To capture younger audiences creatively, the Institute of Contemporary Art, Miami has released a custom children’s video game called Kittenberger’s Art Adventures.
As part of the museum’s expanded 2021 educational programming, the free interactive 3-D animated game provides parents and their children ages 3 to 8 an engaging way to learn about contemporary art, focusing on a selection of local public art on view at the museum and in the Miami Design District.
Based on a real adopted cat that lives in ICA Miami’s sculpture garden, the video game is an art-filled quest in which Kittenberger explores the Miami Design District on his journey home to ICA, Miami. Along the way he makes new friends and learns with users about public art and creativity, said Lisa Fernandez, ICA, Miami’s director of education and community engagement.
“The video game is part of the museum’s expanded online educational programming, which includes a series of new online learning courses connecting young audiences with museum artists,” she said. “These free online courses are segmented into age-appropriate categories – elementary, middle, and high school students.”
This summer ICA, Miami will also offer a portfolio prep program for middle and high school students, designed to help them apply for any arts magnet programs and college preparations.
“As a contemporary museum and experimental institution, we have prioritized digital and exploration this past year with audio, visuals and storytelling that relates to our exhibitions and collections,” said Alex Gartenfeld, the museum’s artistic director.

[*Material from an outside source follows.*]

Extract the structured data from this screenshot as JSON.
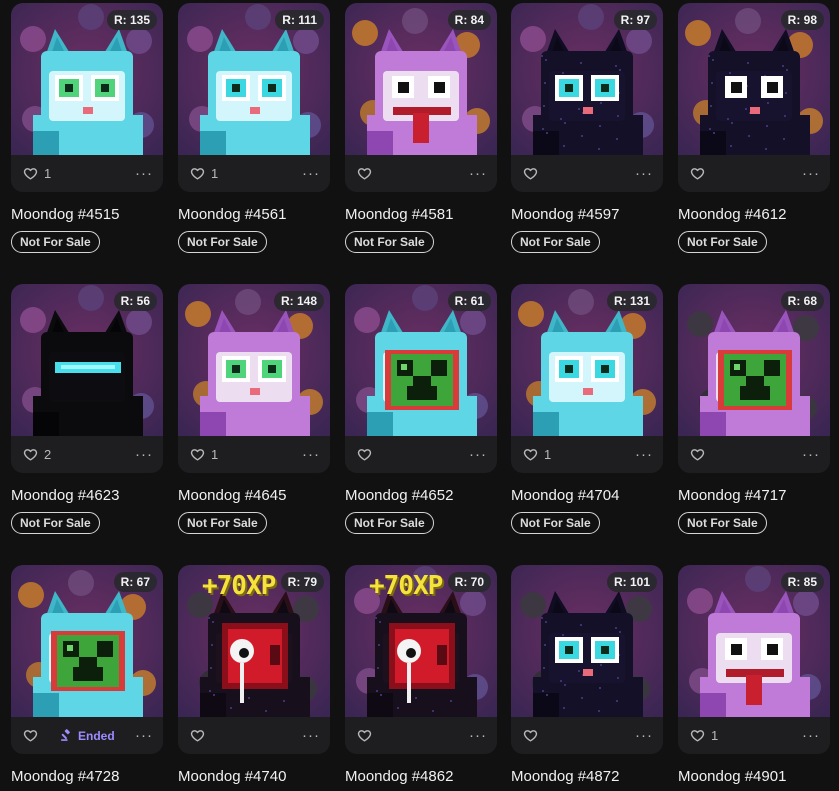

The museum at 61 NE 41st St. has already kicked off its spring 2021 exhibition lineup with the opening of the Janiva Ellis Rats exhibition, made up of new and never-before-seen works created during the quarantine. Other emerging voices in contemporary art with first-time exhibitions at the museum include Dalton Gata, photographs by Claudia Andujar and large-scale sculpture by Robert Grosvenor, the 2020 recipient of the museum’s Ezratti Family Prize for Sculpture award.
“This season we are dedicated to artists who are yet to be prominently presented, which will be a profound step for these emerging artists,” Mr. Gartenfeld said. “Our spring exhibitions reflects the museum’s dedication to engaging audiences with a global range of artists and ideas, which feeds our community’s appetite for contemporary art and inspiration during these difficult times.”